Hopson was signed using the room mid-level exception, which is a new component to the collective bargaining agreement. The room MLE is only available to teams that spent part of the season below the salary cap.
Hopson, 24, is a 6-foot-7 wing who has never appeared in an NBA game. He went undrafted out of Tennessee in 2011 and has spent the last three seasons playing overseas. He averaged 15.5 points and shot 48 percent on 3-pointers this season for Turkey’s Anadolu Efes in the Euroleague.
Hopson gives the Cavs another shooter with size while C.J. Miles continues his slow recovery from an ankle injury. Miles has played less than two minutes since severely spraining his left ankle six weeks ago. Asked if he expects to play again this season, Miles said Sunday, “that’s the plan,” but it’s clear at this point no one expected his recovery to take this long.
As for Irving, his return should provide an unexpected jolt at the right time. After he was injured in a loss to the Los Angeles Clippers, there was a sense his season could be over. But Irving said last week he was ahead of schedule, the injury wasn’t as severe as feared and he was hopeful he would return this week.

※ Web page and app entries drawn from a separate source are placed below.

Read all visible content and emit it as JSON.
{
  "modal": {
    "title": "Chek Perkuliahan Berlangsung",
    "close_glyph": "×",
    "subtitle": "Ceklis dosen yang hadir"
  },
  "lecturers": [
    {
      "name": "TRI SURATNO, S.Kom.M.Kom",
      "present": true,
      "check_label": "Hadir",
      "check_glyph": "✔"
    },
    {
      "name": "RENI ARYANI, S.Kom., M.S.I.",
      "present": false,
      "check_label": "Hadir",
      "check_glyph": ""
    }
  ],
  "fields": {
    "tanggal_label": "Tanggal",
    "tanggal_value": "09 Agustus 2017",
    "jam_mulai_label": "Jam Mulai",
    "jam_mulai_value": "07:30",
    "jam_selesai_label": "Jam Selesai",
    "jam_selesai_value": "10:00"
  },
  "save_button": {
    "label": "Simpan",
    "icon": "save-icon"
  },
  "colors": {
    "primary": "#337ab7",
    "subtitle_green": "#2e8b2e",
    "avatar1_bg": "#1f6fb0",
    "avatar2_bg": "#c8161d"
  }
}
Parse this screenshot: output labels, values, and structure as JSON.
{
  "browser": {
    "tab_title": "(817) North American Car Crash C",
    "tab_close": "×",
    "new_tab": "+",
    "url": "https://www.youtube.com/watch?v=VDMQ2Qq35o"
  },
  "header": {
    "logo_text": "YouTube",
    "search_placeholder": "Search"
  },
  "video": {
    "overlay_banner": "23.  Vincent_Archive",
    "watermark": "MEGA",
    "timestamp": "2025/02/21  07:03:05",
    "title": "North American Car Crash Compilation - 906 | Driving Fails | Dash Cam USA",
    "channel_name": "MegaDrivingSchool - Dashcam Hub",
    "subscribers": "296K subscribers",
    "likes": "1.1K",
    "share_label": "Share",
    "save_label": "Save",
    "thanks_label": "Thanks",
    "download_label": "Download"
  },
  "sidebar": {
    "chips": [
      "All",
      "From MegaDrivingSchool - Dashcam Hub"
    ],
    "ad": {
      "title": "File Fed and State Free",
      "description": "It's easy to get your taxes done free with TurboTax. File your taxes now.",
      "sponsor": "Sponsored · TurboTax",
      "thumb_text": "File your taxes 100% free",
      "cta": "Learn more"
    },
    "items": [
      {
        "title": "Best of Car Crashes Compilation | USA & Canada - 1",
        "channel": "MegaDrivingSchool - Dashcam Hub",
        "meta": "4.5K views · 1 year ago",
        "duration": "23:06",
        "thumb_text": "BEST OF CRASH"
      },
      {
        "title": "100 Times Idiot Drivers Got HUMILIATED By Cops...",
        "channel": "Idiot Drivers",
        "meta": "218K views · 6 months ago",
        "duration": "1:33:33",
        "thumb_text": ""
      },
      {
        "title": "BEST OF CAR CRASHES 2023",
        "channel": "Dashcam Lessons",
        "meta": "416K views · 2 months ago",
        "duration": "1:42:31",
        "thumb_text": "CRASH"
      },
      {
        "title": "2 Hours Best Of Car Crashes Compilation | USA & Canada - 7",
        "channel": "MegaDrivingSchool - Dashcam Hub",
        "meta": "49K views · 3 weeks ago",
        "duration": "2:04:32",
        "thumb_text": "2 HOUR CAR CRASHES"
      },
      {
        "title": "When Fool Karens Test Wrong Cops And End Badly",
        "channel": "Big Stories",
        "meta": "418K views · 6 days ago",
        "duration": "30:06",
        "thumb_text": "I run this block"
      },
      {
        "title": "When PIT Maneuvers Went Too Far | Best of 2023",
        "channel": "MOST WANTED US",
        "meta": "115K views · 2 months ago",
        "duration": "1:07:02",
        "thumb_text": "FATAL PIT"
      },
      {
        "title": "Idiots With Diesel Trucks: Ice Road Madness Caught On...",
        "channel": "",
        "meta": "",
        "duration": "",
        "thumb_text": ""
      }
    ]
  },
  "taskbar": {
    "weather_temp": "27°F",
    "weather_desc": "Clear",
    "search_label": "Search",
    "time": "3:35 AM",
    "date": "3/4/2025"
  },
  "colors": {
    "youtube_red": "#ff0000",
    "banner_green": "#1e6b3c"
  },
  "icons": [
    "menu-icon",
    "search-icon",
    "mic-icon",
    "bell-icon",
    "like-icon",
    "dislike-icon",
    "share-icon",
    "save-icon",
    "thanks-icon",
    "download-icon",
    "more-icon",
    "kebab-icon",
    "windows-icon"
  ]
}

The Cavs were seemingly left for dead after he was injured, particularly after they dropped the first three games without him. But they have persevered to remain alive in this playoff chase and began Monday just 2½ games behind the Hawks for the final playoff spot. The Hawks faced the Philadelphia 76ers on Monday.
“We’ve had guys in and out the whole year and our guys just figure out a way,” Mike Brown said. “Every time we step on the court, we play a little better. Our guys keep fighting.”
Jason Lloyd can be reached at firstname.lastname@example.org.